• DATA:
=== Section Start ===

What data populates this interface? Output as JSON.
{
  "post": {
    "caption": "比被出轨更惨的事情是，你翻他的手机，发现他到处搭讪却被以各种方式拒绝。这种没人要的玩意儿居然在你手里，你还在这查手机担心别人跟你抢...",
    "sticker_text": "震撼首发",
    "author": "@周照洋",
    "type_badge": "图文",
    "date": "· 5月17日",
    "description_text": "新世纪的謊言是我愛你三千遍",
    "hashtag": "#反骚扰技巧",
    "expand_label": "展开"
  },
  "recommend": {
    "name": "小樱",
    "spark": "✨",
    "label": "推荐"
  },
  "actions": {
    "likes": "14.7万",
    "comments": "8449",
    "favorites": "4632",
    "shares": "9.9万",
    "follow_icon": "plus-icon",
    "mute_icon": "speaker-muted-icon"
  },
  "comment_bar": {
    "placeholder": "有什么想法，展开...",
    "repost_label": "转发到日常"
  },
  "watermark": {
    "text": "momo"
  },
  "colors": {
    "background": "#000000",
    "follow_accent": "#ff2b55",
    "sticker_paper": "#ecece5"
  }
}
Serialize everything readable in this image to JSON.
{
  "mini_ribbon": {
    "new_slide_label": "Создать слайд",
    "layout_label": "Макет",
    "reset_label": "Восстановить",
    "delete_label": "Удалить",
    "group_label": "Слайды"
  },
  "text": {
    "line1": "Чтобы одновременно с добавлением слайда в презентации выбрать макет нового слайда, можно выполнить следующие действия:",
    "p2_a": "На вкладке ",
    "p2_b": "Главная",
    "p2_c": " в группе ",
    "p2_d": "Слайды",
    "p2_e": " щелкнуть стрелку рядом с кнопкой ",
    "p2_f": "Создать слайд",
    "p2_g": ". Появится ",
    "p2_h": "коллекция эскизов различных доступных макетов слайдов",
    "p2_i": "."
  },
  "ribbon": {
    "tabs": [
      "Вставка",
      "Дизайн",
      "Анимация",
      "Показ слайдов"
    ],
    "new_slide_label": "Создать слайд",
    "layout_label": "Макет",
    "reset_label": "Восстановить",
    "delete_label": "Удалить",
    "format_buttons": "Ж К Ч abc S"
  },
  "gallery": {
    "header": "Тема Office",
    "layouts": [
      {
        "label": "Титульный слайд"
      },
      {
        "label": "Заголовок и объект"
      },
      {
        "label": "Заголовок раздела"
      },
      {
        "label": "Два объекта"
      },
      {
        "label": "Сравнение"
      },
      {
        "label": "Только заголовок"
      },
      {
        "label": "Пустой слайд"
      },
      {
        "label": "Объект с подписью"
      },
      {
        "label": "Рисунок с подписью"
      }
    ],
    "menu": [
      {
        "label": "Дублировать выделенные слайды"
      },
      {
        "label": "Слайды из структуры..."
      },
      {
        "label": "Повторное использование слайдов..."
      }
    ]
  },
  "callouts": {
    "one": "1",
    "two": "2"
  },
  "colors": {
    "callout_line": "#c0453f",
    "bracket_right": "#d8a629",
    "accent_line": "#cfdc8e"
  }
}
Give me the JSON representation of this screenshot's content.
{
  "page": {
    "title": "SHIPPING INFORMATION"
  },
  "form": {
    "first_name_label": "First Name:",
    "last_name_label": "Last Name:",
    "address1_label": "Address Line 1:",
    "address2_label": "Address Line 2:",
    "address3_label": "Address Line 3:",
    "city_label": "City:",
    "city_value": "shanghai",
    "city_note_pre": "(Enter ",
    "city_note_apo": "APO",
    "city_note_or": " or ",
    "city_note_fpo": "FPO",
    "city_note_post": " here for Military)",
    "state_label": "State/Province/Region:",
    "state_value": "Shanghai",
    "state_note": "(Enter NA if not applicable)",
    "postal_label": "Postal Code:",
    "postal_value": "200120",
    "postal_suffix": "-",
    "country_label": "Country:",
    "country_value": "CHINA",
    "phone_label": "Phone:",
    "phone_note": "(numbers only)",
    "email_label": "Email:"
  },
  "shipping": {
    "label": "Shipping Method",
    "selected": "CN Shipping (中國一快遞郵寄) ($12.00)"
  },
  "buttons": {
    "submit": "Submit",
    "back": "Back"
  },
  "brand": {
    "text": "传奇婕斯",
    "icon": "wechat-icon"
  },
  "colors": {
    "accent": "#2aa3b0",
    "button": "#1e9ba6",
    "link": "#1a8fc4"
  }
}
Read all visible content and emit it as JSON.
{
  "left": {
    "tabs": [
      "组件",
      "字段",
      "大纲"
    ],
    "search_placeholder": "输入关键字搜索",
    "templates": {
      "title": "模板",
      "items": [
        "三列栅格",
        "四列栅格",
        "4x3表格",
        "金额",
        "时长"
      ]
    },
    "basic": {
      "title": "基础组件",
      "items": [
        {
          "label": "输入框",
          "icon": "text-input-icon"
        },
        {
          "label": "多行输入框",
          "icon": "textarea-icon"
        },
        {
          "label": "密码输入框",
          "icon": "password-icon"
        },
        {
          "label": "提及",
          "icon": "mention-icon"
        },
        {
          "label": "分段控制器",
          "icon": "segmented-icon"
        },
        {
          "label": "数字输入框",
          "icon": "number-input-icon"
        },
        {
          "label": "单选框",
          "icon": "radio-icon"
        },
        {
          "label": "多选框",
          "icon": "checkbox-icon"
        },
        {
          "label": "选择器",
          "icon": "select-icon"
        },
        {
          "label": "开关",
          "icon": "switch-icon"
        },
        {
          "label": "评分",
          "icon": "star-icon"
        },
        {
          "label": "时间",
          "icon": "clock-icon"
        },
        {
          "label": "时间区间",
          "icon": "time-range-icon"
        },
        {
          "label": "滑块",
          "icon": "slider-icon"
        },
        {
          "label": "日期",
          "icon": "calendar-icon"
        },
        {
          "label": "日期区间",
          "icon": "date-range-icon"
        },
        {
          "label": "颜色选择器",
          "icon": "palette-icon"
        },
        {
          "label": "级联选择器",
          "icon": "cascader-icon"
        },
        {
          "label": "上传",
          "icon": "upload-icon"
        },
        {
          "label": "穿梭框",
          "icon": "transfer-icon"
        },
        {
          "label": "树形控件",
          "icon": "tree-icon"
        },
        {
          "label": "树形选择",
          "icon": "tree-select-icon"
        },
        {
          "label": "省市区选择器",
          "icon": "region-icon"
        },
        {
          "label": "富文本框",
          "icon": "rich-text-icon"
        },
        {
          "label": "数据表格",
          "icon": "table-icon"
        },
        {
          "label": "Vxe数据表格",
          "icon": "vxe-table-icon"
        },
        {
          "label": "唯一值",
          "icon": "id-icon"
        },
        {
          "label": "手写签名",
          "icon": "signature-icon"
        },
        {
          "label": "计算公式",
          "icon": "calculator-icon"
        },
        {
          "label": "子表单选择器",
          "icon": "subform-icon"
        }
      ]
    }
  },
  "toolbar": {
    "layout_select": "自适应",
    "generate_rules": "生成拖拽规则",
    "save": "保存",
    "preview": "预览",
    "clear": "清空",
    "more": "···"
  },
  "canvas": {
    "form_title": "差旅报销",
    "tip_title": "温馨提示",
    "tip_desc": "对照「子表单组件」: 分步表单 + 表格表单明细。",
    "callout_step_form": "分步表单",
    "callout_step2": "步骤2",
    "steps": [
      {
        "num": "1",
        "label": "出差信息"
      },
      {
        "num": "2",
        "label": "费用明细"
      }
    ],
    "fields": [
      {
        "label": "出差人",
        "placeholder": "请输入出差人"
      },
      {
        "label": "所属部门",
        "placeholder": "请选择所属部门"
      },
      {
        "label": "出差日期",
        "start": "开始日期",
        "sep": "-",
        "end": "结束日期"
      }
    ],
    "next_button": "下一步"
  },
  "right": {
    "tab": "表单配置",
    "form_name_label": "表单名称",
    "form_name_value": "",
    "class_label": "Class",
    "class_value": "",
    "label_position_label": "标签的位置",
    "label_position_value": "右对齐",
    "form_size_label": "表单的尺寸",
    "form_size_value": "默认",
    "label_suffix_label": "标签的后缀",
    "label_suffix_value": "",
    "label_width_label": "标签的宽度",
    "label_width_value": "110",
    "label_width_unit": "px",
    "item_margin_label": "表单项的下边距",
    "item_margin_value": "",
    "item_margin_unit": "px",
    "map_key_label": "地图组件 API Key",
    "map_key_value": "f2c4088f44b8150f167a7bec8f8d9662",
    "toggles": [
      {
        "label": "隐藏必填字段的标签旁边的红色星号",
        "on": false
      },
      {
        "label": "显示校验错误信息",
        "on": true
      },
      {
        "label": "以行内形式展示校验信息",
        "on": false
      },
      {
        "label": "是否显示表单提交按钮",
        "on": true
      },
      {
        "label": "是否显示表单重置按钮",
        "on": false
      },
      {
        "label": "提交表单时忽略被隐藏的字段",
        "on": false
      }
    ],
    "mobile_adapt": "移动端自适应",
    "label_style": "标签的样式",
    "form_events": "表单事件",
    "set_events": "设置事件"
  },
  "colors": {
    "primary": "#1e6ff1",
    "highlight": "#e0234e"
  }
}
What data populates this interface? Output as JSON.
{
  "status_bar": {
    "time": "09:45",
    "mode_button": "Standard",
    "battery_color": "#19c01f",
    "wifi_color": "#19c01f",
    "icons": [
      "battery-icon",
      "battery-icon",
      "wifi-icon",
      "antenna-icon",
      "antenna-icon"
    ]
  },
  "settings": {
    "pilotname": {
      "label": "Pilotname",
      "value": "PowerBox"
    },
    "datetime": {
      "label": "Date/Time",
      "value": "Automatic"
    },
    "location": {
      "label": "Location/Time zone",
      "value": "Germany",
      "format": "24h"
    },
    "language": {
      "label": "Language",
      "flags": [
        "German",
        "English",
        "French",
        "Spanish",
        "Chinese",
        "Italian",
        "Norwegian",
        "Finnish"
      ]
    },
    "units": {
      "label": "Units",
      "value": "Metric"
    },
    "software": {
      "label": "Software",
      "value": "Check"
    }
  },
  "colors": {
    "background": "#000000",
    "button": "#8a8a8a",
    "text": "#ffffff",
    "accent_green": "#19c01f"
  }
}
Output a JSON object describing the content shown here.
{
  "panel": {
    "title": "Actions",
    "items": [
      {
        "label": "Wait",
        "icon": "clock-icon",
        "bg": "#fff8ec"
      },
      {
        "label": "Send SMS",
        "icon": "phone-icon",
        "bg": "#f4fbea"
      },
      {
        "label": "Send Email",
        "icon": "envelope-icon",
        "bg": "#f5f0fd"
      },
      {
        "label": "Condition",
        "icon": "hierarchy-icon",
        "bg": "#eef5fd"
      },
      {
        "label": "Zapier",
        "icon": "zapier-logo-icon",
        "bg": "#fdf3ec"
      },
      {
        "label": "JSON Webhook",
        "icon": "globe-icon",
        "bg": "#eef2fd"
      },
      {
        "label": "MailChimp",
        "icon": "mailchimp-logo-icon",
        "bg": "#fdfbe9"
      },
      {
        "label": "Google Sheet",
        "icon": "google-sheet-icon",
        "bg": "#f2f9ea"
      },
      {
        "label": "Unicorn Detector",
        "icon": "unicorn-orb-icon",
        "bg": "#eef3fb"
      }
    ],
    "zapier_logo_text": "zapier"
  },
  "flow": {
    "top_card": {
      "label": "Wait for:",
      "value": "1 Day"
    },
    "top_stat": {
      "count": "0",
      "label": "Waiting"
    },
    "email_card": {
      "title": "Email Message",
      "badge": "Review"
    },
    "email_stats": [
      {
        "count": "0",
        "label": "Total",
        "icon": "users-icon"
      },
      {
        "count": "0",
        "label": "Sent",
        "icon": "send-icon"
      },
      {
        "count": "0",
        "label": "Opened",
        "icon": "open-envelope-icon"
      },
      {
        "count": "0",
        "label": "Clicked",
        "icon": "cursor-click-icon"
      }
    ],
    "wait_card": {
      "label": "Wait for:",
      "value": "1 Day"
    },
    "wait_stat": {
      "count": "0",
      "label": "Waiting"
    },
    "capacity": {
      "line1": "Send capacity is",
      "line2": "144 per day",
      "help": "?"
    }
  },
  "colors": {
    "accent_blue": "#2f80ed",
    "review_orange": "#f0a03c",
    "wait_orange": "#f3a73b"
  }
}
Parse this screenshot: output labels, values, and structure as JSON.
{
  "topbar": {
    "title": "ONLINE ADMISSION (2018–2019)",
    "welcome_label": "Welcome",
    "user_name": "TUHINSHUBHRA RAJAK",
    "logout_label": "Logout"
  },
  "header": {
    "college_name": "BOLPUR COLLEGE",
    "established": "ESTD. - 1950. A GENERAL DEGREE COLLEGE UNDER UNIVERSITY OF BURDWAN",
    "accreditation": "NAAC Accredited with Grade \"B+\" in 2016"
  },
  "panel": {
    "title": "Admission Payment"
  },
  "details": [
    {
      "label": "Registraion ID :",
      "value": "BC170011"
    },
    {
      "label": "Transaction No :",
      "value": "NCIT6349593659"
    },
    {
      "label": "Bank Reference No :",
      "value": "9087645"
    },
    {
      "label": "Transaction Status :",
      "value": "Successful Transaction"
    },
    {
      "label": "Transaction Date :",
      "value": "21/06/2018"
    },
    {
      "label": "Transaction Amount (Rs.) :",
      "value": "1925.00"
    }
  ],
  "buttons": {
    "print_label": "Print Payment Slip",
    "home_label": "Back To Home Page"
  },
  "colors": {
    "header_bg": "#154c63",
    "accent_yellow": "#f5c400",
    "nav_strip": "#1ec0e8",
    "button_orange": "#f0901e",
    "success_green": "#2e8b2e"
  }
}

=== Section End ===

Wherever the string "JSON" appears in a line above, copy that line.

• RESPONSE BOX:
What data populates this interface? Output as JSON.
Serialize everything readable in this image to JSON.
Give me the JSON representation of this screenshot's content.
Read all visible content and emit it as JSON.
What data populates this interface? Output as JSON.
Output a JSON object describing the content shown here.
        "label": "JSON Webhook",
Parse this screenshot: output labels, values, and structure as JSON.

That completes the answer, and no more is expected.